* Exercise
Repeat every entry below exactly as given.

(Website and app data records)
================

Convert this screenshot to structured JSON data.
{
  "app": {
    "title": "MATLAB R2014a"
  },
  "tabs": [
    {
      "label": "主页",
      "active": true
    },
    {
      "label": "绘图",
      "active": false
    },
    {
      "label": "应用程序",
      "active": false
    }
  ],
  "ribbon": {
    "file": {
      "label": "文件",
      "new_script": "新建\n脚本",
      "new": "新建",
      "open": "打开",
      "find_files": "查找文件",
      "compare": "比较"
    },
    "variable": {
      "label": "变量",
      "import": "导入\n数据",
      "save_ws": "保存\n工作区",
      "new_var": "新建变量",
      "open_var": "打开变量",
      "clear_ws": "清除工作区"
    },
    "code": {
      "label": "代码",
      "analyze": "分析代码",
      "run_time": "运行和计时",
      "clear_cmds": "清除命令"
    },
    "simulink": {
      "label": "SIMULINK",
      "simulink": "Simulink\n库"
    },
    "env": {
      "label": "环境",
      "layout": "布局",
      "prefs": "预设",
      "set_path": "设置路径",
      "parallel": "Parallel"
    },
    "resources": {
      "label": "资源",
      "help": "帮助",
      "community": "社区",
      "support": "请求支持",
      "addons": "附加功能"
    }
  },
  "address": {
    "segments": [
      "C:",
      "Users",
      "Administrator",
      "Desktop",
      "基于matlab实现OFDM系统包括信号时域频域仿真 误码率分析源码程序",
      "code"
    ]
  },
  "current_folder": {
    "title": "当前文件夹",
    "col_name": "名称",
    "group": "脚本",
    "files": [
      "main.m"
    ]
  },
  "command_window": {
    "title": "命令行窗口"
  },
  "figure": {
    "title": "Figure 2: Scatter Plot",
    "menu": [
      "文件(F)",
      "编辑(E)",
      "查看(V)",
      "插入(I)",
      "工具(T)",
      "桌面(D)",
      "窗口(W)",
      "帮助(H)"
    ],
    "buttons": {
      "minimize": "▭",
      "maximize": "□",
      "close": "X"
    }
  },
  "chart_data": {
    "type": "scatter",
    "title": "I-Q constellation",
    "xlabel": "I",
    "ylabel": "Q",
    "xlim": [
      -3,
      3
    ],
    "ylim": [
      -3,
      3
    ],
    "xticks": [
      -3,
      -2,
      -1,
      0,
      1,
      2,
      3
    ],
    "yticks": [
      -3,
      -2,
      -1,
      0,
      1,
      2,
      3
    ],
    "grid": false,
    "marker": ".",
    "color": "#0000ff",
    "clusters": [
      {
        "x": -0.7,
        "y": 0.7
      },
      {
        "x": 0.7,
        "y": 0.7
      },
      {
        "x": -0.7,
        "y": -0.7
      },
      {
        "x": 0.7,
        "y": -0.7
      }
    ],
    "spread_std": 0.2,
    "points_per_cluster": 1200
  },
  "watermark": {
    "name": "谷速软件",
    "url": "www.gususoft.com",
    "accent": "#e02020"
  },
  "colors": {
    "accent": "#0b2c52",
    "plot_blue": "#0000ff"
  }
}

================

* Output below
Convert this screenshot to structured JSON data.
{
  "app": {
    "title": "MATLAB R2014a"
  },
  "tabs": [
    {
      "label": "主页",
      "active": true
    },
    {
      "label": "绘图",
      "active": false
    },
    {
      "label": "应用程序",
      "active": false
    }
  ],
  "ribbon": {
    "file": {
      "label": "文件",
      "new_script": "新建\n脚本",
      "new": "新建",
      "open": "打开",
      "find_files": "查找文件",
      "compare": "比较"
    },
    "variable": {
      "label": "变量",
      "import": "导入\n数据",
      "save_ws": "保存\n工作区",
      "new_var": "新建变量",
      "open_var": "打开变量",
      "clear_ws": "清除工作区"
    },
    "code": {
      "label": "代码",
      "analyze": "分析代码",
      "run_time": "运行和计时",
      "clear_cmds": "清除命令"
    },
    "simulink": {
      "label": "SIMULINK",
      "simulink": "Simulink\n库"
    },
    "env": {
      "label": "环境",
      "layout": "布局",
      "prefs": "预设",
      "set_path": "设置路径",
      "parallel": "Parallel"
    },
    "resources": {
      "label": "资源",
      "help": "帮助",
      "community": "社区",
      "support": "请求支持",
      "addons": "附加功能"
    }
  },
  "address": {
    "segments": [
      "C:",
      "Users",
      "Administrator",
      "Desktop",
      "基于matlab实现OFDM系统包括信号时域频域仿真 误码率分析源码程序",
      "code"
    ]
  },
  "current_folder": {
    "title": "当前文件夹",
    "col_name": "名称",
    "group": "脚本",
    "files": [
      "main.m"
    ]
  },
  "command_window": {
    "title": "命令行窗口"
  },
  "figure": {
    "title": "Figure 2: Scatter Plot",
    "menu": [
      "文件(F)",
      "编辑(E)",
      "查看(V)",
      "插入(I)",
      "工具(T)",
      "桌面(D)",
      "窗口(W)",
      "帮助(H)"
    ],
    "buttons": {
      "minimize": "▭",
      "maximize": "□",
      "close": "X"
    }
  },
  "chart_data": {
    "type": "scatter",
    "title": "I-Q constellation",
    "xlabel": "I",
    "ylabel": "Q",
    "xlim": [
      -3,
      3
    ],
    "ylim": [
      -3,
      3
    ],
    "xticks": [
      -3,
      -2,
      -1,
      0,
      1,
      2,
      3
    ],
    "yticks": [
      -3,
      -2,
      -1,
      0,
      1,
      2,
      3
    ],
    "grid": false,
    "marker": ".",
    "color": "#0000ff",
    "clusters": [
      {
        "x": -0.7,
        "y": 0.7
      },
      {
        "x": 0.7,
        "y": 0.7
      },
      {
        "x": -0.7,
        "y": -0.7
      },
      {
        "x": 0.7,
        "y": -0.7
      }
    ],
    "spread_std": 0.2,
    "points_per_cluster": 1200
  },
  "watermark": {
    "name": "谷速软件",
    "url": "www.gususoft.com",
    "accent": "#e02020"
  },
  "colors": {
    "accent": "#0b2c52",
    "plot_blue": "#0000ff"
  }
}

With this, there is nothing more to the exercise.